A spokesman for Mr Binman said it was business as usual for the company, which directly employs 331 people and provides indirect employment to around 280 more.
“The priority for the company is to protect jobs and it is fully confident those jobs will be safeguarded,” he told The Nationalist on Monday.
In the High Court last Wednesday, October 12, Justice Mary Finlay Geoghegan appointed Billy O’Riordan of PricewaterhouseCoopers as Interim Examiner to the Mr Binman Group, which provides services to both household and commercial customers throughout the south of the country.
The Interim Examiner was also appointed to subsidiary companies Greenport Environmental Ltd, Rural Refuse & Recycling and Clearpoint Recycling Ltd (the Binman Group), which is based in Carrick-on-Suir.
A full hearing of the company’s application for Examinership was scheduled to take place before Justice Finlay Geoghegan in the High Court yesterday (Tuesday).
In a statement issued last week, Mr Binman said that following a decision by Bank of Scotland (Ireland) to withdraw its support, the company’s directors took the decision to petition for examinership to provide the above companies with High Court protection while management negotiated a restructuring of its debts and new equity investment for the companies. They believed it was the best option for all involved in the business.
As part of the Examinership process, the waste company said it was proposing a viable business plan that will ensure its long-term viability through new investment that will allow it to safeguard up to 600 jobs.
Mr Binman said it would work with the Examiner using the time to negotiate with potential investor, and a number of parties have expressed their interest in the company.
“The High Court was advised that an investor has indicated a willingness to invest sums in each of the companies in order to fund a Scheme of Arrangement and to provide additional working capital facilities,” the statement explained.
“A letter of comfort has been made available by the proposed investor which can be submitted to the Court on a confidential basis under s.31 of the Companies (amendment) Act 1990.
“Over the last 18 months the company has found itself at the mercy of Bank of Scotland Ireland, a foreign owned bank, who’s sole objective now in the Irish market is to run down its loan book.

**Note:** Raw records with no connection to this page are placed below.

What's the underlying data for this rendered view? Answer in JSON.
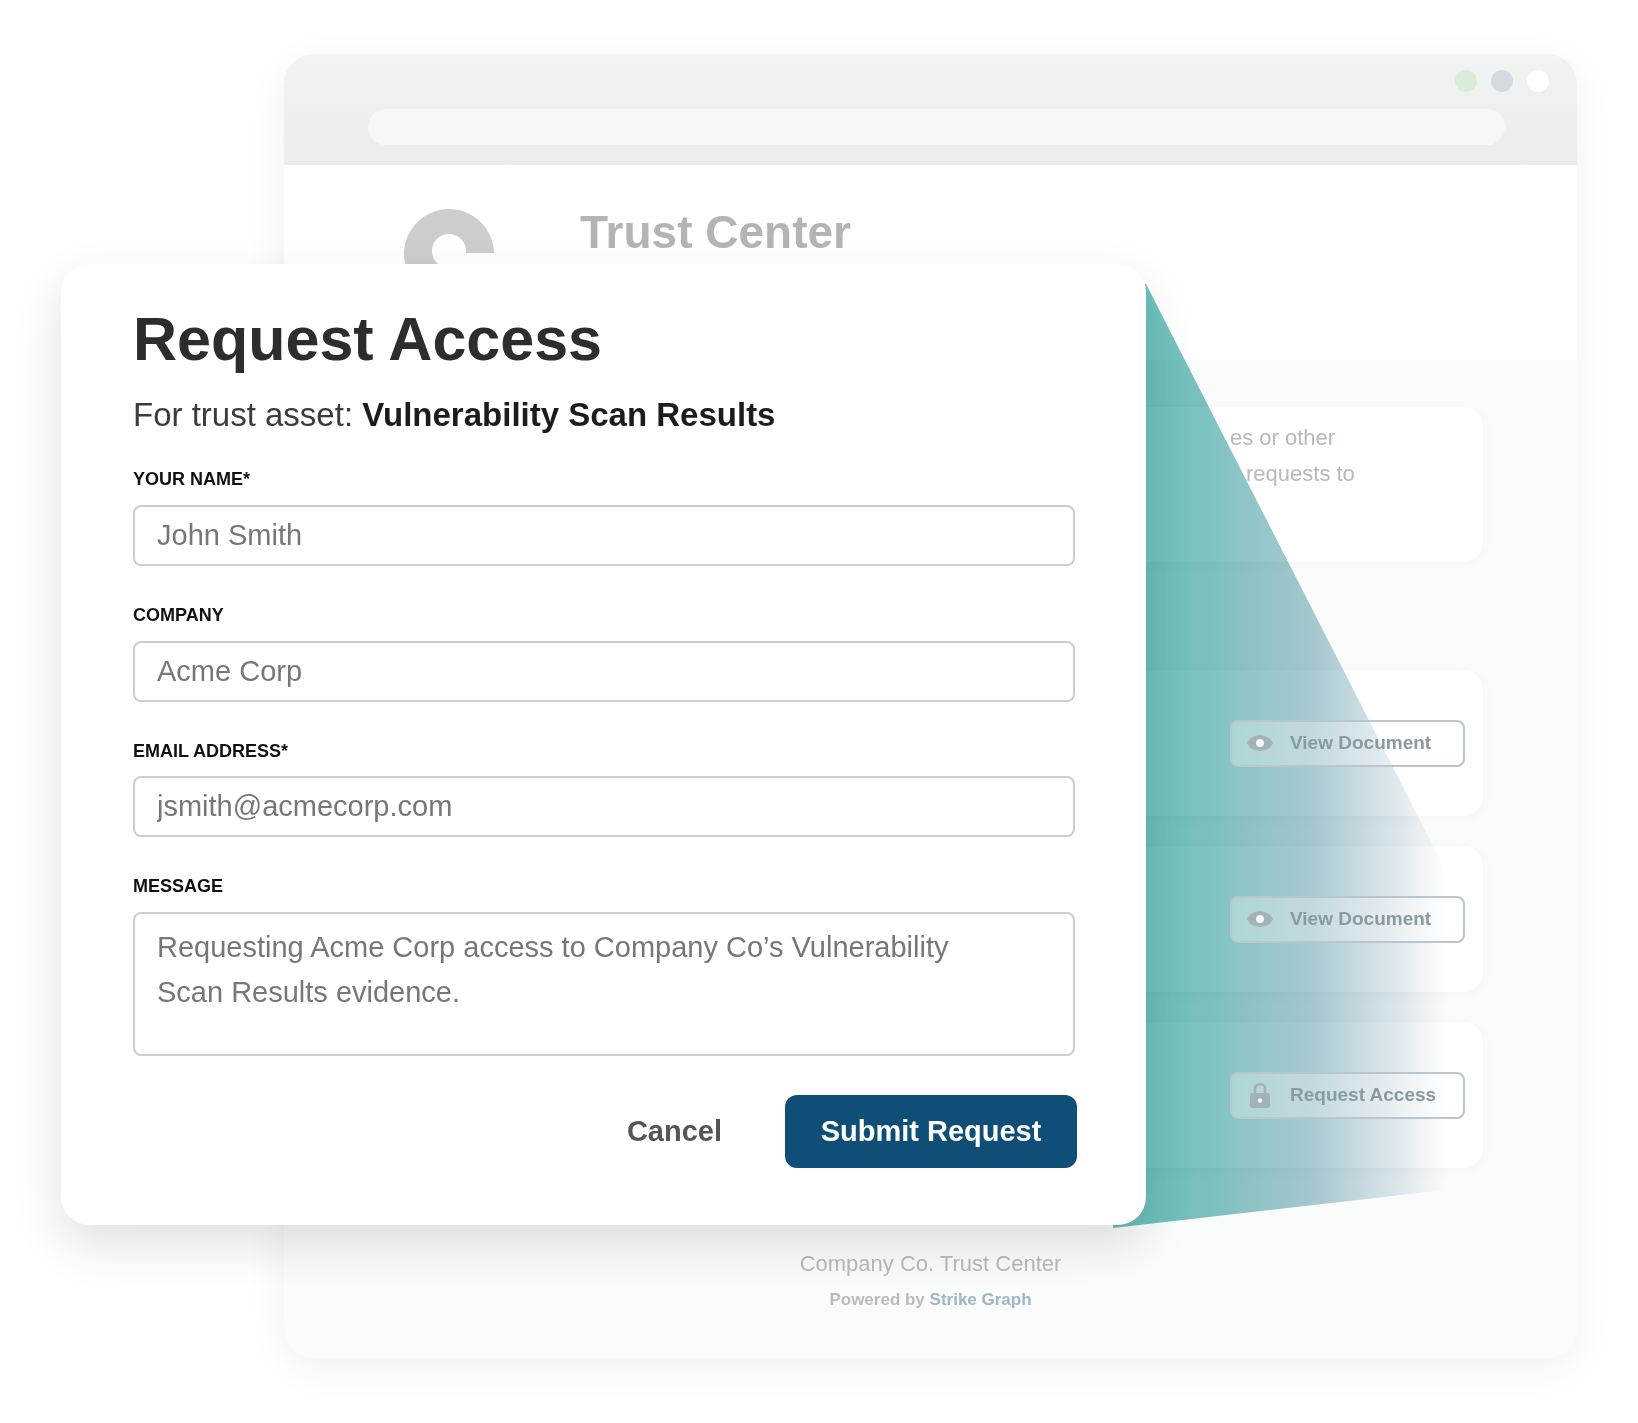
{
  "browser": {
    "header": {
      "title": "Trust Center"
    },
    "info_card": {
      "lines": [
        "es or other",
        "requests to"
      ]
    },
    "documents": [
      {
        "action": {
          "kind": "view",
          "label": "View Document"
        }
      },
      {
        "action": {
          "kind": "view",
          "label": "View Document"
        }
      },
      {
        "action": {
          "kind": "request",
          "label": "Request Access"
        }
      }
    ],
    "footer": {
      "title": "Company Co. Trust Center",
      "powered_by": "Powered by",
      "link": "Strike Graph"
    }
  },
  "dialog": {
    "title": "Request Access",
    "subtitle": "For trust asset: **Vulnerability Scan Results**",
    "fields": [
      {
        "kind": "text",
        "label": "YOUR NAME*",
        "placeholder": "John Smith"
      },
      {
        "kind": "text",
        "label": "COMPANY",
        "placeholder": "Acme Corp"
      },
      {
        "kind": "text",
        "label": "EMAIL ADDRESS*",
        "placeholder": "jsmith@acmecorp.com"
      },
      {
        "kind": "textarea",
        "label": "MESSAGE",
        "placeholder": "Requesting Acme Corp access to Company Co’s Vulnerability Scan Results evidence."
      }
    ],
    "buttons": [
      {
        "kind": "secondary",
        "label": "Cancel"
      },
      {
        "kind": "primary",
        "label": "Submit Request"
      }
    ]
  }
}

“The company has been able to weather this difficult situation to date, however things have now come to a head, where we need to source an alternative provider of working capital to ensure the survival of this indigenous Irish company.”
The statement went on to say that Mr Binman traded very successfully up until the end of 2008.
However, as the economic downturn took hold, revenues generated from the provision of waste collection services to the construction sector declined dramatically.
“Throughout this period, the company sought to negotiate revised credit facilities with Bank of Scotland (Ireland) and to restructure its outstanding debt to deliver a sustainable business model in line with lower than projected earnings.
“Regrettably, Bank of Scotland (Ireland) failed to engage meaningfully in this process, leaving the Company no alternative but to seek Examinership.
“Over the past three years, the company has implemented a comprehensive cost reduction programme and achieve increased efficiencies throughout its operations.”
Mr Binman paid tribute to the “hard work and dedication” of staff and management, which ensured it had consistently outperformed its competitors and was in a very strong position to trade through these challenging market conditions provided its capital structure is addressed.